When a line of the entries contains "naver", please list that line.

(Page and application data records)
------------

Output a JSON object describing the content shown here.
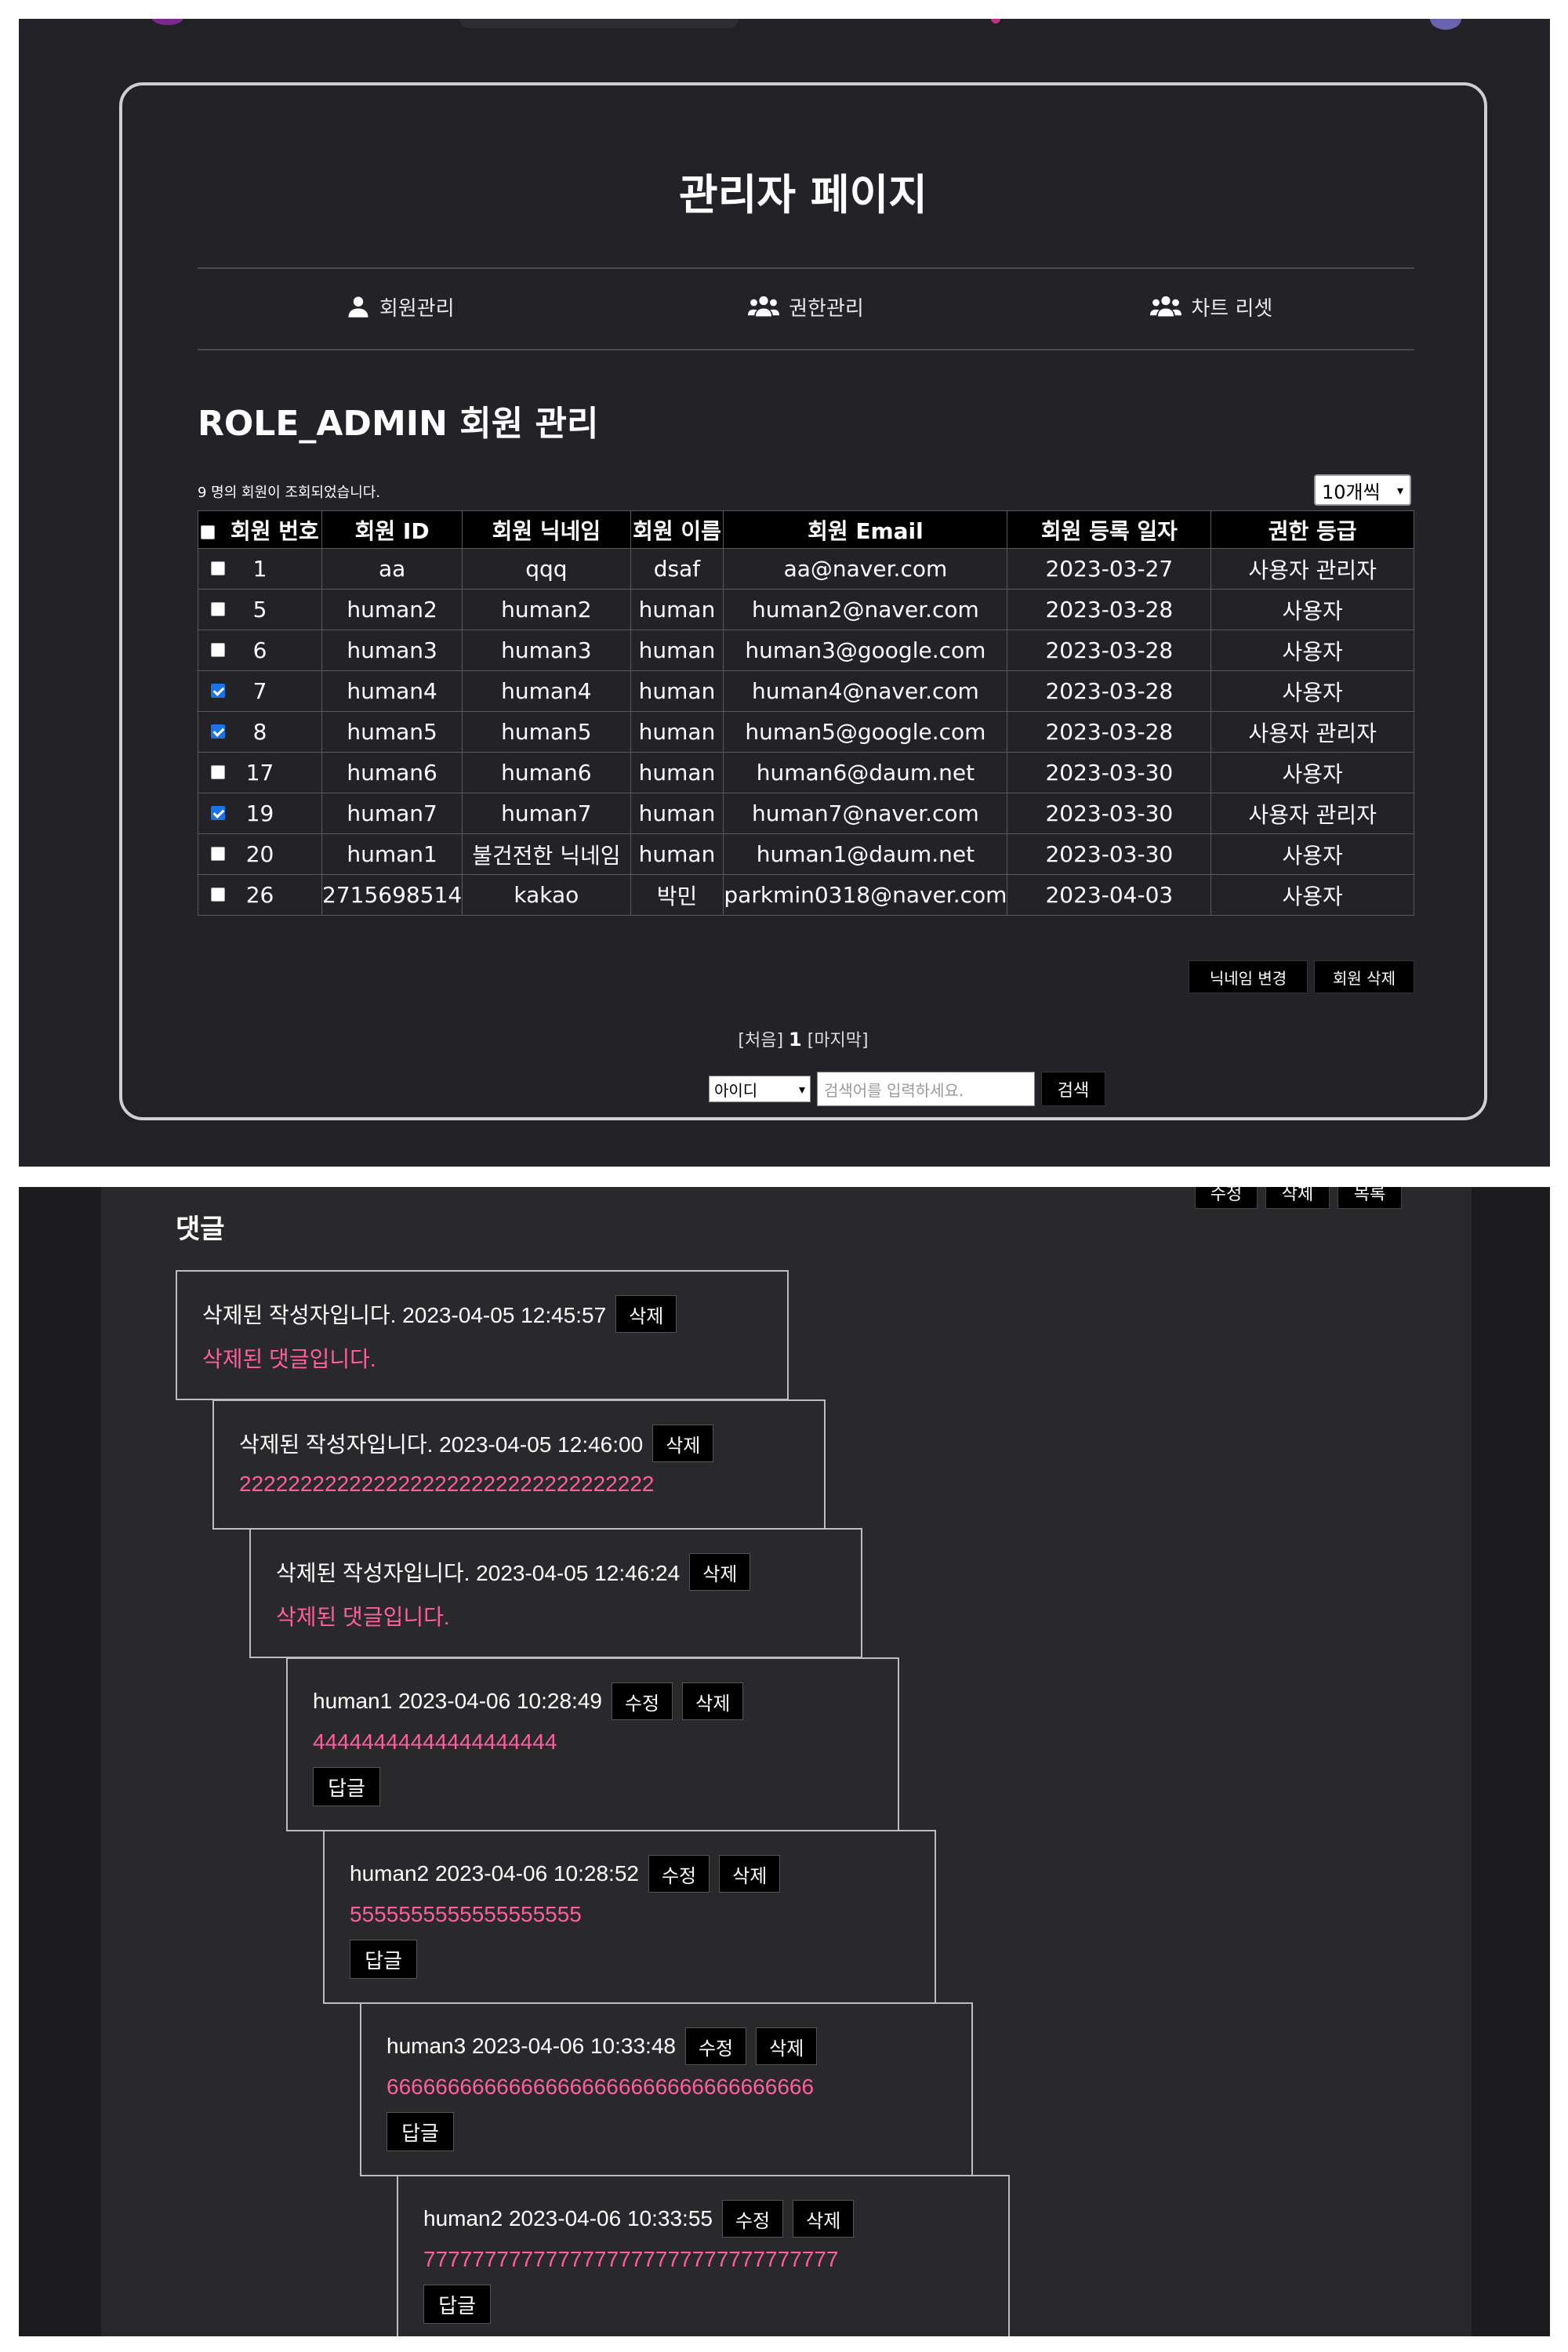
{
  "admin": {
    "title": "관리자 페이지",
    "nav": [
      {
        "label": "회원관리",
        "icon": "user-icon"
      },
      {
        "label": "권한관리",
        "icon": "users-icon"
      },
      {
        "label": "차트 리셋",
        "icon": "users-icon"
      }
    ],
    "section_title": "ROLE_ADMIN 회원 관리",
    "count_text": "9 명의 회원이 조회되었습니다.",
    "page_size": "10개씩",
    "table": {
      "headers": [
        "회원 번호",
        "회원 ID",
        "회원 닉네임",
        "회원 이름",
        "회원 Email",
        "회원 등록 일자",
        "권한 등급"
      ],
      "rows": [
        {
          "checked": false,
          "cells": [
            "1",
            "aa",
            "qqq",
            "dsaf",
            "aa@naver.com",
            "2023-03-27",
            "사용자 관리자"
          ]
        },
        {
          "checked": false,
          "cells": [
            "5",
            "human2",
            "human2",
            "human",
            "human2@naver.com",
            "2023-03-28",
            "사용자"
          ]
        },
        {
          "checked": false,
          "cells": [
            "6",
            "human3",
            "human3",
            "human",
            "human3@google.com",
            "2023-03-28",
            "사용자"
          ]
        },
        {
          "checked": true,
          "cells": [
            "7",
            "human4",
            "human4",
            "human",
            "human4@naver.com",
            "2023-03-28",
            "사용자"
          ]
        },
        {
          "checked": true,
          "cells": [
            "8",
            "human5",
            "human5",
            "human",
            "human5@google.com",
            "2023-03-28",
            "사용자 관리자"
          ]
        },
        {
          "checked": false,
          "cells": [
            "17",
            "human6",
            "human6",
            "human",
            "human6@daum.net",
            "2023-03-30",
            "사용자"
          ]
        },
        {
          "checked": true,
          "cells": [
            "19",
            "human7",
            "human7",
            "human",
            "human7@naver.com",
            "2023-03-30",
            "사용자 관리자"
          ]
        },
        {
          "checked": false,
          "cells": [
            "20",
            "human1",
            "불건전한 닉네임",
            "human",
            "human1@daum.net",
            "2023-03-30",
            "사용자"
          ]
        },
        {
          "checked": false,
          "cells": [
            "26",
            "2715698514",
            "kakao",
            "박민",
            "parkmin0318@naver.com",
            "2023-04-03",
            "사용자"
          ]
        }
      ]
    },
    "buttons": {
      "change_nick": "닉네임 변경",
      "delete_member": "회원 삭제"
    },
    "pager": {
      "first": "[처음]",
      "current": "1",
      "last": "[마지막]"
    },
    "search": {
      "field": "아이디",
      "placeholder": "검색어를 입력하세요.",
      "button": "검색"
    }
  },
  "comments": {
    "heading": "댓글",
    "top_buttons": [
      "수정",
      "삭제",
      "목록"
    ],
    "items": [
      {
        "header": "삭제된 작성자입니다. 2023-04-05 12:45:57",
        "text": "삭제된 댓글입니다.",
        "buttons": [
          "삭제"
        ],
        "reply": null
      },
      {
        "header": "삭제된 작성자입니다. 2023-04-05 12:46:00",
        "text": "2222222222222222222222222222222222",
        "buttons": [
          "삭제"
        ],
        "reply": null
      },
      {
        "header": "삭제된 작성자입니다. 2023-04-05 12:46:24",
        "text": "삭제된 댓글입니다.",
        "buttons": [
          "삭제"
        ],
        "reply": null
      },
      {
        "header": "human1 2023-04-06 10:28:49",
        "text": "44444444444444444444",
        "buttons": [
          "수정",
          "삭제"
        ],
        "reply": "답글"
      },
      {
        "header": "human2 2023-04-06 10:28:52",
        "text": "5555555555555555555",
        "buttons": [
          "수정",
          "삭제"
        ],
        "reply": "답글"
      },
      {
        "header": "human3 2023-04-06 10:33:48",
        "text": "66666666666666666666666666666666666",
        "buttons": [
          "수정",
          "삭제"
        ],
        "reply": "답글"
      },
      {
        "header": "human2 2023-04-06 10:33:55",
        "text": "7777777777777777777777777777777777",
        "buttons": [
          "수정",
          "삭제"
        ],
        "reply": "답글"
      }
    ]
  }
}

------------

Answer to the problem:
            "aa@naver.com",
            "human2@naver.com",
            "human4@naver.com",
            "human7@naver.com",
            "parkmin0318@naver.com",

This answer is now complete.